“With this residency program, we’ve been able to kind of grow our own nurses,” says Christine Taramasco, R.N., chief nursing officer, Brandon Regional. “We are helping new graduate nurses achieve their professional goals while securing a future for their families.” Brandon Regional also benefits. Because of a reduced reliance on agency nurses, contract labor costs declined 47 percent in one year, saving more than $1 million.

Baby boom RNs are retiring and new RNs have more job options today, says Barbara Jacobs, R.N., CNO, Anne Arundel Medical Center in Annapolis, Md. “Now, hospitals have to compete for nurses with outpatient centers that can offer a Monday through Friday schedule with no call, weekends or holidays,” Jacobs says.

Brandon Regional’s program is offered using an approach called StaRN that was supplied by a unit of its HCA parent, Parallon. Brandon asks the nurses to commit to two years of employment; during the 16-week residency, they are on Parallon’s payroll. The hospital then pays Parallon a placement fee for each nurse who successfully completes the program. One-year retention is at 90 percent among the first 57 RNs in the program, according to Brandon officials. The program has also significantly cut time-to-fill rates.
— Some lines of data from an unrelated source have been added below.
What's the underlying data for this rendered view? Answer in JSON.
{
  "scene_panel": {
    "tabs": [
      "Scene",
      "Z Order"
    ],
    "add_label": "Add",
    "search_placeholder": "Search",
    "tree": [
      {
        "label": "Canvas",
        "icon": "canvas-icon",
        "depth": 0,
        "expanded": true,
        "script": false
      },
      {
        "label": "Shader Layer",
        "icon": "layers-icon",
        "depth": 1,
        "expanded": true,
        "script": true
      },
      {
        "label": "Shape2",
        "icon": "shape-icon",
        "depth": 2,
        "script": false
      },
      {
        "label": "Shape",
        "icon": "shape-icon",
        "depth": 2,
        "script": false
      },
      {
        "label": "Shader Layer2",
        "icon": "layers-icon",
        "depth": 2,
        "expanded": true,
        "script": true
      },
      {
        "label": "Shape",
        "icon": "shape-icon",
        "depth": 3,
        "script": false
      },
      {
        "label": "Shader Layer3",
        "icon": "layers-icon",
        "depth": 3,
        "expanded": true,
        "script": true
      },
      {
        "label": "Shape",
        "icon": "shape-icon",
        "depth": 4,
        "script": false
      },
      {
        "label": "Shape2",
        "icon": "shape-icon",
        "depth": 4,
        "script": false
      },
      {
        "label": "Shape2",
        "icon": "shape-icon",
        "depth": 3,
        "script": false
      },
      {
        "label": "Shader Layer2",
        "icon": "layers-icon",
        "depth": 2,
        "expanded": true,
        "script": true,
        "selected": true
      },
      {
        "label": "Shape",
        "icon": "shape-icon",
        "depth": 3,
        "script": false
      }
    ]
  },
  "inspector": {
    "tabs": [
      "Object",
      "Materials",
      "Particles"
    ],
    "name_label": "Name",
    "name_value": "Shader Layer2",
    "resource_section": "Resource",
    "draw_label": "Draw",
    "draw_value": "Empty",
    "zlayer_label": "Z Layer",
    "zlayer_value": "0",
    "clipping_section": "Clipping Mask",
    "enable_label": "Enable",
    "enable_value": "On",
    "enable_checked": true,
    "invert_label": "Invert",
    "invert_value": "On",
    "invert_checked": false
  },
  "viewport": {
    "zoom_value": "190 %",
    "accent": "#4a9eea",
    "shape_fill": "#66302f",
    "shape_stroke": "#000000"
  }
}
Anne Arundel also offers a 12-month residency program to new RNs, with support from the statewide Maryland Nurse Collaborative. The Maryland program is based on a standardized residency approach developed by the University HealthSystem Consortium and American Association of Colleges of Nursing, which has a 95 percent retention rate of first-year nurses, according to the UHS consortium.